> The reason is that the mandoc(1) message system strives for low noise,

Ahhh, now I remember we already talked about this a long ago.

> and since the markup quality of man(7) manual pages is on average lower
> than the markup quality of mdoc(7) pages,

I hope to have lowered the gap in these years.  ;)

> this is an example where the
> tradeoff is good for mdoc(7) - no noise caused, and the small amount
> of warnings issued by this message was easily fixed in the past by
> improving the few pages in question - whereas doing the same for man(7)
> pages would result in a deluge of warnings, and fixing all those would
> be a huge make-work project even in the OpenBSD tree alone.

One could always use grep for disabling certain warnings.  For
completeness, I'll copy again here the way I do it (this time I'll copy
the command, rather than the Makefile rule):

! (mandoc -man -Tlint  man2/socket.2 2>&1 \
   | grep -v 'STYLE: lower case character in document title:' \
   | grep -v 'UNSUPP: ignoring macro in table:' \
   | grep -v 'WARNING: cannot parse date, using it verbatim: TH (date)' \
   | grep -v 'WARNING: empty block: UR' \
   | grep -v 'WARNING: missing date, using "": TH' \
   | grep -v 'WARNING: undefined escape, printing literally: \\\\' \
   ||:; \
) \
| grep '.' >&2

>  Besides,
> most man(7) pages in the OpenBSD tree are third-party pages that we
> intentionally do not change in our tree in order to not hinder merges
> when we later update the third-party software in our tree.  Instead, we
> ask people to report issues with man(7) pages upstream, and so far, no
> one really cared about such minute issues as "new sentence, new line".

As I said earlier this week, disabling existing warnings when you don't
care about them is easy; the problem is when it's the other way around.

>> Or do you have plans for it (even if not short-term ones)?
> I may have to re-think my strategy in this respect, and also regarding
> the relative sparsity of man(7) warnings in general.
> I mean, when the chief maintainer of the Linux manual pages project
> starts to care about this particular warning, the above argument
> of "no one cares" clearly no longer applies.

Also, if you have any other warnings that are generic enough to be
useful in man(7) that are currently disabled, consider also enabling
them.  I might be interested when I see them, and in the worst case,
I'll just add one more grep(1).

> I have to consider which category to put the message into, though.
> Putting it into the "warning" or even the "style" category would
> still cause the deluge of warnings in the OpenBSD tree: that part
> of the argument isn't invalidated by Linux Manual Pages project
> policy.  For example, pod2man(1) does not respect this rule when
> converting perlpod(1) pages to man(7), so the warning would be
> all over the place in perl(1) documentation.
> My spontaneous idea is to put the warning into the "linux"
> category such that it will show up with
>   mandoc -T lint -W linux
> and also with just
>   mandoc -T lint
> by default if uname(3) returns "Linux".

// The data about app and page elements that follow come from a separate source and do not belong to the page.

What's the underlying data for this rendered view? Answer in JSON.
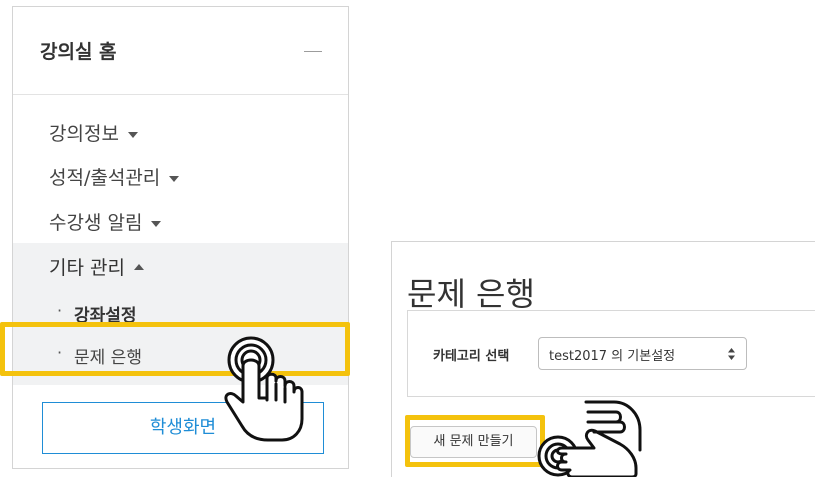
{
  "left_panel": {
    "title": "강의실 홈",
    "menu": [
      {
        "label": "강의정보"
      },
      {
        "label": "성적/출석관리"
      },
      {
        "label": "수강생 알림"
      },
      {
        "label": "기타 관리"
      }
    ],
    "sub_items": [
      {
        "bullet": "·",
        "label": "강좌설정"
      },
      {
        "bullet": "·",
        "label": "문제 은행"
      }
    ],
    "student_view_button": "학생화면"
  },
  "question_bank": {
    "title": "문제 은행",
    "category_label": "카테고리 선택",
    "category_value": "test2017 의 기본설정",
    "new_question_button": "새 문제 만들기"
  },
  "icons": {
    "collapse": "minus-icon",
    "dropdown": "chevron-down-icon",
    "expanded": "chevron-up-icon",
    "select": "up-down-arrow-icon",
    "pointer": "hand-pointer-icon"
  },
  "colors": {
    "highlight": "#f4c20d",
    "accent": "#1f8dd6",
    "expanded_bg": "#f1f2f3"
  }
}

Sounds reasonable, considering you already have -Wopenbsd and

To be honest, I'd like a -Weverything as in Clang, where I can turn
off anything I don't like.  I guess that will be equivalent to
`-Tlint -Wopenbsd -Wnetbsd -Wlinux`.  If that's the case, that's
enough for me.

>  Yes, that *will* cause a
> deluge of warnings for ordinary Linux users, but when *your* official
> policy is to try and eventually fix such stuff, that's not necessarily
> a bad thing, isn't it?


>  Besides, while OpenBSD users are quite used
> to concise output of software of any kind in general, Linux users are
> much more used to excessively noisy and verbose output - just compare
> error messages, log files, or dmesg(1)es between OpenBSD and Linux...
> OpenBSD users tend to get quite upset when exposed to gratuitious
> verbosity, but i guess many Linux users may not even notice excessive
> verbosity as unusual.  :-)
> Probably i should also ask Jason McIntyre for his opinion
> regarding how to classify the warning for man(7), because he
> will be the chief sufferer if i screw up the warning system.
> He is using -T lint many times every day.
> What do you think?

Sounds good to me.

>   Ingo


GPG key fingerprint: A9348594CE31283A826FBDD8D57633D441E25BB5

Attachment: OpenPGP_signature
Description: OpenPGP digital signature

reply via email to

[Prev in Thread] Current Thread [Next in Thread]